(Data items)
:::::
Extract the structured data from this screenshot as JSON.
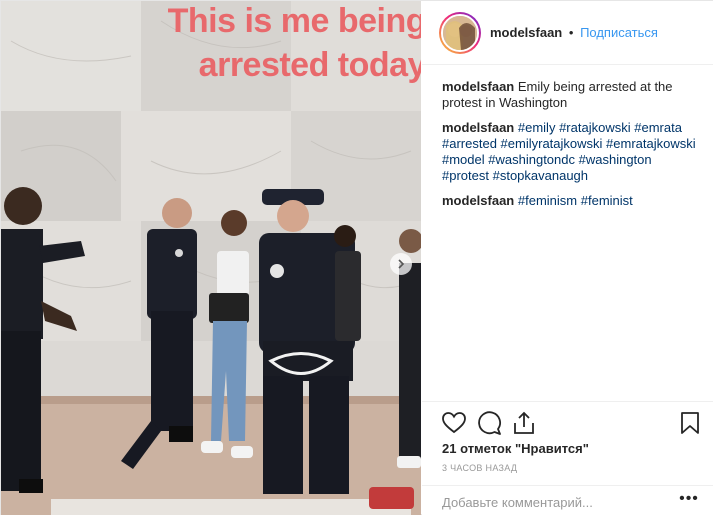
{
  "photo": {
    "overlay_line1": "This is me being",
    "overlay_line2": "arrested today"
  },
  "header": {
    "username": "modelsfaan",
    "separator": "•",
    "follow_label": "Подписаться"
  },
  "comments": [
    {
      "user": "modelsfaan",
      "text": "Emily being arrested at the protest in Washington",
      "tags": []
    },
    {
      "user": "modelsfaan",
      "text": "",
      "tags": [
        "#emily",
        "#ratajkowski",
        "#emrata",
        "#arrested",
        "#emilyratajkowski",
        "#emratajkowski",
        "#model",
        "#washingtondc",
        "#washington",
        "#protest",
        "#stopkavanaugh"
      ]
    },
    {
      "user": "modelsfaan",
      "text": "",
      "tags": [
        "#feminism",
        "#feminist"
      ]
    }
  ],
  "actions": {
    "like_icon": "heart-icon",
    "comment_icon": "comment-bubble-icon",
    "share_icon": "share-arrow-icon",
    "save_icon": "bookmark-icon"
  },
  "likes_text": "21 отметок \"Нравится\"",
  "timestamp": "3 ЧАСОВ НАЗАД",
  "add_comment": {
    "placeholder": "Добавьте комментарий...",
    "more_label": "•••"
  },
  "colors": {
    "link": "#3897f0",
    "hashtag": "#003569",
    "overlay_text": "#e8696c"
  }
}
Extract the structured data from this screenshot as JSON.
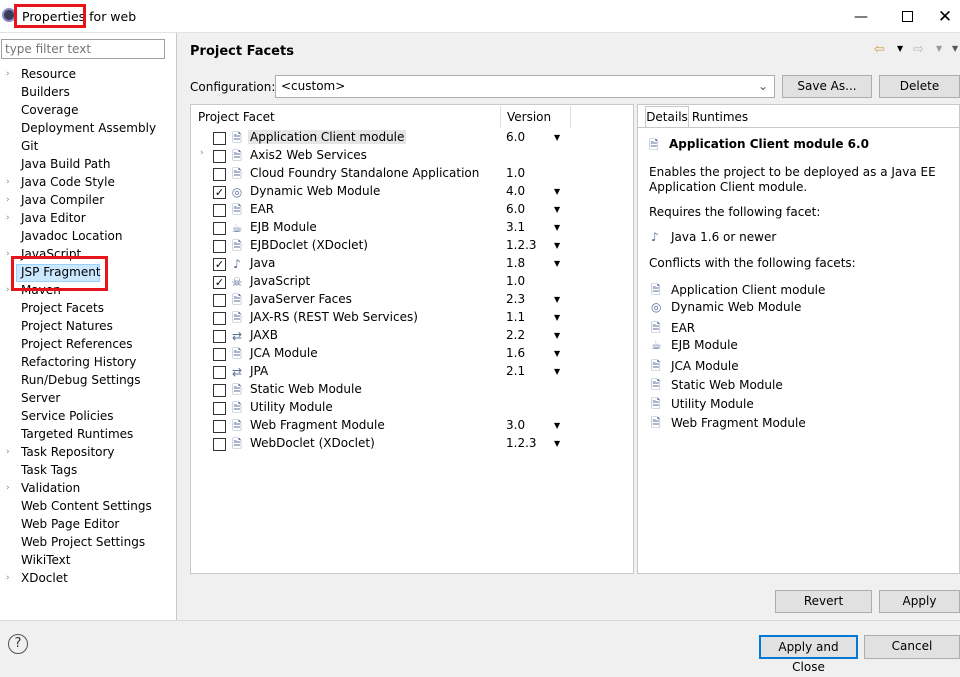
{
  "window": {
    "title": "Properties for web"
  },
  "filter": {
    "placeholder": "type filter text"
  },
  "nav": [
    {
      "label": "Resource",
      "expand": true
    },
    {
      "label": "Builders",
      "expand": false
    },
    {
      "label": "Coverage",
      "expand": false
    },
    {
      "label": "Deployment Assembly",
      "expand": false
    },
    {
      "label": "Git",
      "expand": false
    },
    {
      "label": "Java Build Path",
      "expand": false
    },
    {
      "label": "Java Code Style",
      "expand": true
    },
    {
      "label": "Java Compiler",
      "expand": true
    },
    {
      "label": "Java Editor",
      "expand": true
    },
    {
      "label": "Javadoc Location",
      "expand": false
    },
    {
      "label": "JavaScript",
      "expand": true
    },
    {
      "label": "JSP Fragment",
      "expand": false
    },
    {
      "label": "Maven",
      "expand": true
    },
    {
      "label": "Project Facets",
      "expand": false,
      "selected": true
    },
    {
      "label": "Project Natures",
      "expand": false
    },
    {
      "label": "Project References",
      "expand": false
    },
    {
      "label": "Refactoring History",
      "expand": false
    },
    {
      "label": "Run/Debug Settings",
      "expand": false
    },
    {
      "label": "Server",
      "expand": false
    },
    {
      "label": "Service Policies",
      "expand": false
    },
    {
      "label": "Targeted Runtimes",
      "expand": false
    },
    {
      "label": "Task Repository",
      "expand": true
    },
    {
      "label": "Task Tags",
      "expand": false
    },
    {
      "label": "Validation",
      "expand": true
    },
    {
      "label": "Web Content Settings",
      "expand": false
    },
    {
      "label": "Web Page Editor",
      "expand": false
    },
    {
      "label": "Web Project Settings",
      "expand": false
    },
    {
      "label": "WikiText",
      "expand": false
    },
    {
      "label": "XDoclet",
      "expand": true
    }
  ],
  "page": {
    "heading": "Project Facets"
  },
  "configuration": {
    "label": "Configuration:",
    "value": "<custom>",
    "save_as": "Save As...",
    "delete": "Delete"
  },
  "facets_table": {
    "headers": [
      "Project Facet",
      "Version"
    ],
    "rows": [
      {
        "name": "Application Client module",
        "version": "6.0",
        "checked": false,
        "dropdown": true,
        "expander": false,
        "icon": "page-icon",
        "highlight": true
      },
      {
        "name": "Axis2 Web Services",
        "version": "",
        "checked": false,
        "dropdown": false,
        "expander": true,
        "icon": "page-icon"
      },
      {
        "name": "Cloud Foundry Standalone Application",
        "version": "1.0",
        "checked": false,
        "dropdown": false,
        "expander": false,
        "icon": "page-icon"
      },
      {
        "name": "Dynamic Web Module",
        "version": "4.0",
        "checked": true,
        "dropdown": true,
        "expander": false,
        "icon": "globe-icon"
      },
      {
        "name": "EAR",
        "version": "6.0",
        "checked": false,
        "dropdown": true,
        "expander": false,
        "icon": "page-icon"
      },
      {
        "name": "EJB Module",
        "version": "3.1",
        "checked": false,
        "dropdown": true,
        "expander": false,
        "icon": "bean-icon"
      },
      {
        "name": "EJBDoclet (XDoclet)",
        "version": "1.2.3",
        "checked": false,
        "dropdown": true,
        "expander": false,
        "icon": "page-icon"
      },
      {
        "name": "Java",
        "version": "1.8",
        "checked": true,
        "dropdown": true,
        "expander": false,
        "icon": "java-icon"
      },
      {
        "name": "JavaScript",
        "version": "1.0",
        "checked": true,
        "dropdown": false,
        "expander": false,
        "icon": "js-icon"
      },
      {
        "name": "JavaServer Faces",
        "version": "2.3",
        "checked": false,
        "dropdown": true,
        "expander": false,
        "icon": "page-icon"
      },
      {
        "name": "JAX-RS (REST Web Services)",
        "version": "1.1",
        "checked": false,
        "dropdown": true,
        "expander": false,
        "icon": "page-icon"
      },
      {
        "name": "JAXB",
        "version": "2.2",
        "checked": false,
        "dropdown": true,
        "expander": false,
        "icon": "arrows-icon"
      },
      {
        "name": "JCA Module",
        "version": "1.6",
        "checked": false,
        "dropdown": true,
        "expander": false,
        "icon": "page-icon"
      },
      {
        "name": "JPA",
        "version": "2.1",
        "checked": false,
        "dropdown": true,
        "expander": false,
        "icon": "arrows-icon"
      },
      {
        "name": "Static Web Module",
        "version": "",
        "checked": false,
        "dropdown": false,
        "expander": false,
        "icon": "page-icon"
      },
      {
        "name": "Utility Module",
        "version": "",
        "checked": false,
        "dropdown": false,
        "expander": false,
        "icon": "page-icon"
      },
      {
        "name": "Web Fragment Module",
        "version": "3.0",
        "checked": false,
        "dropdown": true,
        "expander": false,
        "icon": "page-icon"
      },
      {
        "name": "WebDoclet (XDoclet)",
        "version": "1.2.3",
        "checked": false,
        "dropdown": true,
        "expander": false,
        "icon": "page-icon"
      }
    ]
  },
  "details": {
    "tabs": [
      "Details",
      "Runtimes"
    ],
    "title": "Application Client module 6.0",
    "description_line1": "Enables the project to be deployed as a Java EE",
    "description_line2": "Application Client module.",
    "requires_label": "Requires the following facet:",
    "requires": [
      {
        "name": "Java 1.6 or newer",
        "icon": "java-icon"
      }
    ],
    "conflicts_label": "Conflicts with the following facets:",
    "conflicts": [
      {
        "name": "Application Client module",
        "icon": "page-icon"
      },
      {
        "name": "Dynamic Web Module",
        "icon": "globe-icon"
      },
      {
        "name": "EAR",
        "icon": "page-icon"
      },
      {
        "name": "EJB Module",
        "icon": "bean-icon"
      },
      {
        "name": "JCA Module",
        "icon": "page-icon"
      },
      {
        "name": "Static Web Module",
        "icon": "page-icon"
      },
      {
        "name": "Utility Module",
        "icon": "page-icon"
      },
      {
        "name": "Web Fragment Module",
        "icon": "page-icon"
      }
    ]
  },
  "buttons": {
    "revert": "Revert",
    "apply": "Apply",
    "apply_close": "Apply and Close",
    "cancel": "Cancel"
  },
  "colors": {
    "selection": "#cce8ff",
    "annotation": "#e8141c",
    "accent_button_border": "#0078d7"
  }
}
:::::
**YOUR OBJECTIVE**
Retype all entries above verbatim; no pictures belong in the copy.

**TASK SOLUTION**
Extract the structured data from this screenshot as JSON.
{
  "photo": {
    "overlay_line1": "This is me being",
    "overlay_line2": "arrested today"
  },
  "header": {
    "username": "modelsfaan",
    "separator": "•",
    "follow_label": "Подписаться"
  },
  "comments": [
    {
      "user": "modelsfaan",
      "text": "Emily being arrested at the protest in Washington",
      "tags": []
    },
    {
      "user": "modelsfaan",
      "text": "",
      "tags": [
        "#emily",
        "#ratajkowski",
        "#emrata",
        "#arrested",
        "#emilyratajkowski",
        "#emratajkowski",
        "#model",
        "#washingtondc",
        "#washington",
        "#protest",
        "#stopkavanaugh"
      ]
    },
    {
      "user": "modelsfaan",
      "text": "",
      "tags": [
        "#feminism",
        "#feminist"
      ]
    }
  ],
  "actions": {
    "like_icon": "heart-icon",
    "comment_icon": "comment-bubble-icon",
    "share_icon": "share-arrow-icon",
    "save_icon": "bookmark-icon"
  },
  "likes_text": "21 отметок \"Нравится\"",
  "timestamp": "3 ЧАСОВ НАЗАД",
  "add_comment": {
    "placeholder": "Добавьте комментарий...",
    "more_label": "•••"
  },
  "colors": {
    "link": "#3897f0",
    "hashtag": "#003569",
    "overlay_text": "#e8696c"
  }
}
Extract the structured data from this screenshot as JSON.
{
  "window": {
    "title": "Properties for web"
  },
  "filter": {
    "placeholder": "type filter text"
  },
  "nav": [
    {
      "label": "Resource",
      "expand": true
    },
    {
      "label": "Builders",
      "expand": false
    },
    {
      "label": "Coverage",
      "expand": false
    },
    {
      "label": "Deployment Assembly",
      "expand": false
    },
    {
      "label": "Git",
      "expand": false
    },
    {
      "label": "Java Build Path",
      "expand": false
    },
    {
      "label": "Java Code Style",
      "expand": true
    },
    {
      "label": "Java Compiler",
      "expand": true
    },
    {
      "label": "Java Editor",
      "expand": true
    },
    {
      "label": "Javadoc Location",
      "expand": false
    },
    {
      "label": "JavaScript",
      "expand": true
    },
    {
      "label": "JSP Fragment",
      "expand": false
    },
    {
      "label": "Maven",
      "expand": true
    },
    {
      "label": "Project Facets",
      "expand": false,
      "selected": true
    },
    {
      "label": "Project Natures",
      "expand": false
    },
    {
      "label": "Project References",
      "expand": false
    },
    {
      "label": "Refactoring History",
      "expand": false
    },
    {
      "label": "Run/Debug Settings",
      "expand": false
    },
    {
      "label": "Server",
      "expand": false
    },
    {
      "label": "Service Policies",
      "expand": false
    },
    {
      "label": "Targeted Runtimes",
      "expand": false
    },
    {
      "label": "Task Repository",
      "expand": true
    },
    {
      "label": "Task Tags",
      "expand": false
    },
    {
      "label": "Validation",
      "expand": true
    },
    {
      "label": "Web Content Settings",
      "expand": false
    },
    {
      "label": "Web Page Editor",
      "expand": false
    },
    {
      "label": "Web Project Settings",
      "expand": false
    },
    {
      "label": "WikiText",
      "expand": false
    },
    {
      "label": "XDoclet",
      "expand": true
    }
  ],
  "page": {
    "heading": "Project Facets"
  },
  "configuration": {
    "label": "Configuration:",
    "value": "<custom>",
    "save_as": "Save As...",
    "delete": "Delete"
  },
  "facets_table": {
    "headers": [
      "Project Facet",
      "Version"
    ],
    "rows": [
      {
        "name": "Application Client module",
        "version": "6.0",
        "checked": false,
        "dropdown": true,
        "expander": false,
        "icon": "page-icon",
        "highlight": true
      },
      {
        "name": "Axis2 Web Services",
        "version": "",
        "checked": false,
        "dropdown": false,
        "expander": true,
        "icon": "page-icon"
      },
      {
        "name": "Cloud Foundry Standalone Application",
        "version": "1.0",
        "checked": false,
        "dropdown": false,
        "expander": false,
        "icon": "page-icon"
      },
      {
        "name": "Dynamic Web Module",
        "version": "4.0",
        "checked": true,
        "dropdown": true,
        "expander": false,
        "icon": "globe-icon"
      },
      {
        "name": "EAR",
        "version": "6.0",
        "checked": false,
        "dropdown": true,
        "expander": false,
        "icon": "page-icon"
      },
      {
        "name": "EJB Module",
        "version": "3.1",
        "checked": false,
        "dropdown": true,
        "expander": false,
        "icon": "bean-icon"
      },
      {
        "name": "EJBDoclet (XDoclet)",
        "version": "1.2.3",
        "checked": false,
        "dropdown": true,
        "expander": false,
        "icon": "page-icon"
      },
      {
        "name": "Java",
        "version": "1.8",
        "checked": true,
        "dropdown": true,
        "expander": false,
        "icon": "java-icon"
      },
      {
        "name": "JavaScript",
        "version": "1.0",
        "checked": true,
        "dropdown": false,
        "expander": false,
        "icon": "js-icon"
      },
      {
        "name": "JavaServer Faces",
        "version": "2.3",
        "checked": false,
        "dropdown": true,
        "expander": false,
        "icon": "page-icon"
      },
      {
        "name": "JAX-RS (REST Web Services)",
        "version": "1.1",
        "checked": false,
        "dropdown": true,
        "expander": false,
        "icon": "page-icon"
      },
      {
        "name": "JAXB",
        "version": "2.2",
        "checked": false,
        "dropdown": true,
        "expander": false,
        "icon": "arrows-icon"
      },
      {
        "name": "JCA Module",
        "version": "1.6",
        "checked": false,
        "dropdown": true,
        "expander": false,
        "icon": "page-icon"
      },
      {
        "name": "JPA",
        "version": "2.1",
        "checked": false,
        "dropdown": true,
        "expander": false,
        "icon": "arrows-icon"
      },
      {
        "name": "Static Web Module",
        "version": "",
        "checked": false,
        "dropdown": false,
        "expander": false,
        "icon": "page-icon"
      },
      {
        "name": "Utility Module",
        "version": "",
        "checked": false,
        "dropdown": false,
        "expander": false,
        "icon": "page-icon"
      },
      {
        "name": "Web Fragment Module",
        "version": "3.0",
        "checked": false,
        "dropdown": true,
        "expander": false,
        "icon": "page-icon"
      },
      {
        "name": "WebDoclet (XDoclet)",
        "version": "1.2.3",
        "checked": false,
        "dropdown": true,
        "expander": false,
        "icon": "page-icon"
      }
    ]
  },
  "details": {
    "tabs": [
      "Details",
      "Runtimes"
    ],
    "title": "Application Client module 6.0",
    "description_line1": "Enables the project to be deployed as a Java EE",
    "description_line2": "Application Client module.",
    "requires_label": "Requires the following facet:",
    "requires": [
      {
        "name": "Java 1.6 or newer",
        "icon": "java-icon"
      }
    ],
    "conflicts_label": "Conflicts with the following facets:",
    "conflicts": [
      {
        "name": "Application Client module",
        "icon": "page-icon"
      },
      {
        "name": "Dynamic Web Module",
        "icon": "globe-icon"
      },
      {
        "name": "EAR",
        "icon": "page-icon"
      },
      {
        "name": "EJB Module",
        "icon": "bean-icon"
      },
      {
        "name": "JCA Module",
        "icon": "page-icon"
      },
      {
        "name": "Static Web Module",
        "icon": "page-icon"
      },
      {
        "name": "Utility Module",
        "icon": "page-icon"
      },
      {
        "name": "Web Fragment Module",
        "icon": "page-icon"
      }
    ]
  },
  "buttons": {
    "revert": "Revert",
    "apply": "Apply",
    "apply_close": "Apply and Close",
    "cancel": "Cancel"
  },
  "colors": {
    "selection": "#cce8ff",
    "annotation": "#e8141c",
    "accent_button_border": "#0078d7"
  }
}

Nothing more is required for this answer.